Trying different Papers

One of the benefits of owning a printer at home is the ability to make test prints before investing in expensive metal or acrylic prints. Personally, I have found it to be a valuable tool in ensuring that the exposure and colors of my prints are accurate.

While I cannot print on metal or acrylic at home, I have experimented with various papers to find the right fit for my needs. After trying several options, I settled on the Hahnemuhle Baryta gloss 315 gsm paper. This particular paper is made of 100% cotton and has a slightly textured finish, making it acid-free and archival.

But what does it mean for a paper to be considered "archival"? Essentially, archival paper is acid-free and designed to withstand the test of time. It is commonly used for historical or valuable documents and must meet the ANSI Standards ISO 11108. Archival paper is typically made from cotton pulp instead of wood pulp, which is used in most standard paper.

The weight of the paper per square meter is also an important factor to consider. In the case of the Hahnemuhle Baryta paper, the weight is 315 grams per square meter (gsm). Despite its gloss finish, the paper has a subtle reflection that is less distracting than most glossy papers.

The Hahnemuhle Baryta paper also produces deep, rich colors and contrast, giving images an almost 3-Dimensional look. Its excellent contrast makes it especially ideal for black and white prints.

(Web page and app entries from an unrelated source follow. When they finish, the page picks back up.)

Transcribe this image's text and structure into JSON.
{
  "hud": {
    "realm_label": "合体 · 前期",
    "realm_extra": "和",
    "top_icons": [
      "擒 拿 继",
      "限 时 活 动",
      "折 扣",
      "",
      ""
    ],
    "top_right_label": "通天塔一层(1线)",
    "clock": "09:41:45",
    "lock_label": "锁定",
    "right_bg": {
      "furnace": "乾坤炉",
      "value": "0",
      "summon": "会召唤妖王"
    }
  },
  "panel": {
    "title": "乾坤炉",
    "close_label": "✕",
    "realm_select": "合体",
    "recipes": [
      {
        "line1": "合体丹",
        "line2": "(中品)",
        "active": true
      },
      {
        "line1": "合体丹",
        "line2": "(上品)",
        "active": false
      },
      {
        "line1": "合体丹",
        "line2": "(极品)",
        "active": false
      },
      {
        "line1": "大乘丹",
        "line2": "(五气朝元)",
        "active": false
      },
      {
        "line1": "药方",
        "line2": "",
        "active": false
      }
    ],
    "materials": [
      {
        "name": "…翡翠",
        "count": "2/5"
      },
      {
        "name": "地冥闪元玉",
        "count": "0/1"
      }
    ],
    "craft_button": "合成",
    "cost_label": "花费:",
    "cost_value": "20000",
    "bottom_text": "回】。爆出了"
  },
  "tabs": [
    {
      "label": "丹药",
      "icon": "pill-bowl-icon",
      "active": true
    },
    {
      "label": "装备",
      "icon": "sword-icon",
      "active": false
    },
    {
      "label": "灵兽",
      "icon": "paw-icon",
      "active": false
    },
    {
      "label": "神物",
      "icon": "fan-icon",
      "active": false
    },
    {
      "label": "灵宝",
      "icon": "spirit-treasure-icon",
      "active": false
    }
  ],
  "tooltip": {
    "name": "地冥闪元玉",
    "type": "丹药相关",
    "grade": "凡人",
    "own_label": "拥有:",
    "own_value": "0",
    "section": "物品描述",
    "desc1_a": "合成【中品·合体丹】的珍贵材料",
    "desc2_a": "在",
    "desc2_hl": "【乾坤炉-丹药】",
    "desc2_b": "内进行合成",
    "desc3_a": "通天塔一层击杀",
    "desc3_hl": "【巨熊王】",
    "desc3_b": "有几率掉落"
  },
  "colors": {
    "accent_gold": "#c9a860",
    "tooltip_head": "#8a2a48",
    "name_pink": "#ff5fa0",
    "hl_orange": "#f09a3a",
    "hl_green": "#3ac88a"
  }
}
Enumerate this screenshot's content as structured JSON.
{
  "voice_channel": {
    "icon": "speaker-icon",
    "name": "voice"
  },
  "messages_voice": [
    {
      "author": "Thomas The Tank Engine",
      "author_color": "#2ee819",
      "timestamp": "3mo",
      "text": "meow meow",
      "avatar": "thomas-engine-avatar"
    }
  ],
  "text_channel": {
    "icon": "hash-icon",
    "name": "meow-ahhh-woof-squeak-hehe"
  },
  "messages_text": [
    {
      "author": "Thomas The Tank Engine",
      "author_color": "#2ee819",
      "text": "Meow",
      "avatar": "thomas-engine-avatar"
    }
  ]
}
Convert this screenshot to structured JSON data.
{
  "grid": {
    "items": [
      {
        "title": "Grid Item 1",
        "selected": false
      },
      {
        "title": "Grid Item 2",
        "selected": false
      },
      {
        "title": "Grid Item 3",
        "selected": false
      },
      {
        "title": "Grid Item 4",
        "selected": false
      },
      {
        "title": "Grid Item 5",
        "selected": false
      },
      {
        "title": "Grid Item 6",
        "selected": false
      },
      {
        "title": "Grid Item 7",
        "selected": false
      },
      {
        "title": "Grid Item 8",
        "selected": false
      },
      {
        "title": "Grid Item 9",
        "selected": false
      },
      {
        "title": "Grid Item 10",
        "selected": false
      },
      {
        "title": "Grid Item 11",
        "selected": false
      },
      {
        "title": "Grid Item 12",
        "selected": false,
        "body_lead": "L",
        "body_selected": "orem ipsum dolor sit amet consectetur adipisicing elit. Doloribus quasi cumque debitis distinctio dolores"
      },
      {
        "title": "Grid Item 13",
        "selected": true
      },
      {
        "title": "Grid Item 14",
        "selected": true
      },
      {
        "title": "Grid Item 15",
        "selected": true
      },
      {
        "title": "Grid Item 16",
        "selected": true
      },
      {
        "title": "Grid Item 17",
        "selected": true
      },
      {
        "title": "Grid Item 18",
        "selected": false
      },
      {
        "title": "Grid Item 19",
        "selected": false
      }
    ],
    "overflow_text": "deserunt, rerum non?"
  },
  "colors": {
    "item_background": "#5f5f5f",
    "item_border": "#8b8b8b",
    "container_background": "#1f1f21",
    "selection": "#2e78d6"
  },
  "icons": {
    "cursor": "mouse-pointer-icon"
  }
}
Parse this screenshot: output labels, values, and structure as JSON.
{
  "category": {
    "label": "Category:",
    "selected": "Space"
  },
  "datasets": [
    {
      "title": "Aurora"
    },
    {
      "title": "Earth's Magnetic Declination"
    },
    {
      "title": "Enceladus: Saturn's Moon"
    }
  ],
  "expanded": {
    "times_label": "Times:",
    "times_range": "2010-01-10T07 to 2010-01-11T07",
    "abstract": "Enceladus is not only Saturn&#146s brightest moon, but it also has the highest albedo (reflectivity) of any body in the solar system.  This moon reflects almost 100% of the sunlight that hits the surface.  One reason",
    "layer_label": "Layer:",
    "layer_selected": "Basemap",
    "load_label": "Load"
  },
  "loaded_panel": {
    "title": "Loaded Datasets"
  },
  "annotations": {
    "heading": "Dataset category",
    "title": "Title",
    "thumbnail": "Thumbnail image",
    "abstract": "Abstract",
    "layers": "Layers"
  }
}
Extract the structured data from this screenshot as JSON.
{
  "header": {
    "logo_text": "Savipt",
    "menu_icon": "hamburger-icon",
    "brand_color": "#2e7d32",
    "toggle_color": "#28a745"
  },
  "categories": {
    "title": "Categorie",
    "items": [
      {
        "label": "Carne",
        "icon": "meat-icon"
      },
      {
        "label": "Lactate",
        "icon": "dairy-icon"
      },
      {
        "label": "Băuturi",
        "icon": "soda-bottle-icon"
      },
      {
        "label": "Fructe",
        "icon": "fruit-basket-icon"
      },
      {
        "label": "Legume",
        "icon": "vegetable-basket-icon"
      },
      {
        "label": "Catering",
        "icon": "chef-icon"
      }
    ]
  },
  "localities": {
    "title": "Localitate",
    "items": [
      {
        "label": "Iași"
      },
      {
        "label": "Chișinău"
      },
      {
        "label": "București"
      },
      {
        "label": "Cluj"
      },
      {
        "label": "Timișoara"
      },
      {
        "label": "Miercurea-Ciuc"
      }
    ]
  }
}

Golden light of sunrise washing over Oxbow Bend and Mount Moran in Grand Teton National Park.

Oxbow Bend, nestled within the scenic grandeur of Grand Teton National Park, transforms into a breathtaking winter wonderland at sunrise. As the first light of the day gently kisses the snow-covered landscape, the iconic bend of the Snake River comes alive with a serene beauty. The surrounding Teton Range, adorned in a pristine blanket of snow, stands as a majestic backdrop, casting a soft, rosy hue across the icy expanse. Limited edition from the Grand Teton gallery.

The most significant advantage of using archival paper is its ability to withstand the test of time. If it is properly protected, it can last for hundreds of years. However, protection is crucial to ensure its longevity. Simply placing a print in a frame without UV-protective glass will not preserve it for long, and the colors will fade over time.

The best way to preserve a print is by using non-reflective museum-quality glass. While traditional non-reflective glass may blur or distort the image, museum-quality glass is crystal clear without being reflective. Moreover, it is 99% UV-resistant, which prevents UV damage to the paper and ink.

It is important to note that museum glass can be quite expensive. Nevertheless, when you are preserving fine art photographic prints, the value of the art you are protecting makes it worth the investment.

After experimenting with various types of paper, I settled on using the Hahnemuhle Baryta paper. Its archival quality, subtle texture, and glossy finish make printing fine art photographs an enjoyable process.

This captivating photograph showcases the natural beauty of Lower Lewis River Falls in southwest Washington state.

The tranquil and picturesque surroundings create a perfect backdrop for capturing the essence of nature's beauty. The powerful rush of water and misty spray combine to create a sensory experience that truly immerses you in the magnificence of the falls. This photograph perfectly captures the majesty of Lower Lewis River Falls and the allure of its natural surroundings. Limited edition print from the Waterfall Gallery.